4. Millennials and other new residents in SF neighborhoods don't leave their apartments to eat, shop, or meet people. Retail is having a reckoning nationwide because of this one, as Netflix, Instacart, Amazon, Caviar, UberEats, Grindr, Bumble, and Tinder have made staying in much easier and more entertaining. Restaurants may be benefiting decently from delivery-app business, but the lack of people physically on the street means less cross-pollination for bookstores, clothing stores, and other small retail shops that rely on foot traffic.
5. Homelessness continues to intimidate pedestrians and create other impediments for retail. Homelessness is an enormous problem that effects every city on the West Coast, and many other cities nationwide. The Castro only became one of San Francisco's local gathering nodes for the homeless in the last decade, and Bergerac says it is the number one complaint among neighborhood residents. He also says that he thinks the Castro used to be more of a magnet for younger homeless "travelers," but now "we've shifted more towards chronically homeless people with mental health issues." Small encampments or people sleeping in doorways occur with greater ease the more vacant storefronts there are, and the quieter a street becomes, creating a vicious cycle.
[Update: The Chronicle's Phil Matier chimed in following this story, and added the pertinent (sixth) reason for so many retail vacancies in the Castro in particular: the city's very slow conditional-use approval process.

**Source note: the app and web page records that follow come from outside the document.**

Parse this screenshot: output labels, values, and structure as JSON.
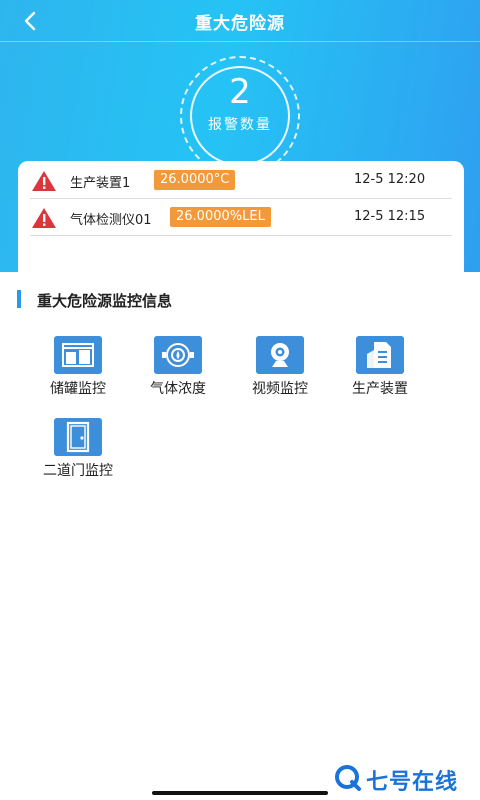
{
  "header": {
    "title": "重大危险源",
    "back_icon": "chevron-left-icon"
  },
  "alarm_summary": {
    "count": "2",
    "label": "报警数量"
  },
  "alarms": [
    {
      "device": "生产装置1",
      "reading": "26.0000°C",
      "time": "12-5 12:20"
    },
    {
      "device": "气体检测仪01",
      "reading": "26.0000%LEL",
      "time": "12-5 12:15"
    }
  ],
  "section": {
    "title": "重大危险源监控信息"
  },
  "tiles": [
    {
      "label": "储罐监控",
      "icon": "storage-tank-icon"
    },
    {
      "label": "气体浓度",
      "icon": "gas-concentration-icon"
    },
    {
      "label": "视频监控",
      "icon": "camera-icon"
    },
    {
      "label": "生产装置",
      "icon": "production-device-icon"
    },
    {
      "label": "二道门监控",
      "icon": "door-icon"
    }
  ],
  "watermark": {
    "text": "七号在线",
    "icon": "q-logo-icon"
  },
  "colors": {
    "header_gradient_start": "#2eb5ee",
    "header_gradient_end": "#2f9ff0",
    "reading_badge": "#f29a3a",
    "warning": "#d9373c",
    "tile_icon": "#3e8fdb",
    "section_accent": "#2a9ae8"
  }
}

According an early March report by the city's Budget and Legislative Analyst's office, commissioned by Supervisor Rafael Mandelman, getting a conditional use authorization change approved by the Planning Department for the Castro/Upper Market neighborhood takes, on average, a full year. Add to that building permits, construction time, and inspections, and this is a massive burden for small business owners who have already begun paying rent in many cases.]
The city's western neighborhoods suffer their own share of vacancies, which is why Supervisor Fewer introduced her legislation about the vacancy registry. Late last year, former Sunset District supervisor Katy Tang introduced and helped pass her own retail legislation easing restrictions on retail businesses relocating or sharing locations — like a bookstore that's a co-tenant with a bar — for certain SF districts.
The Frisc spoke with multiple North Beach business owners back in November, and the general consensus seemed to be that creativity will be key moving forward. (Staying open late, for instance, will help capture foot traffic from nightlife in both the Castro and North Beach.) Also, residents have to start putting their money where their mouth is — if you want only local businesses in your neighborhood, and you oppose chains, why are you spending all your money on Amazon and staying in every night?
Related: What We Talk About When We Talk About Formula Retail [SFist]
Photo by Thomas Hawk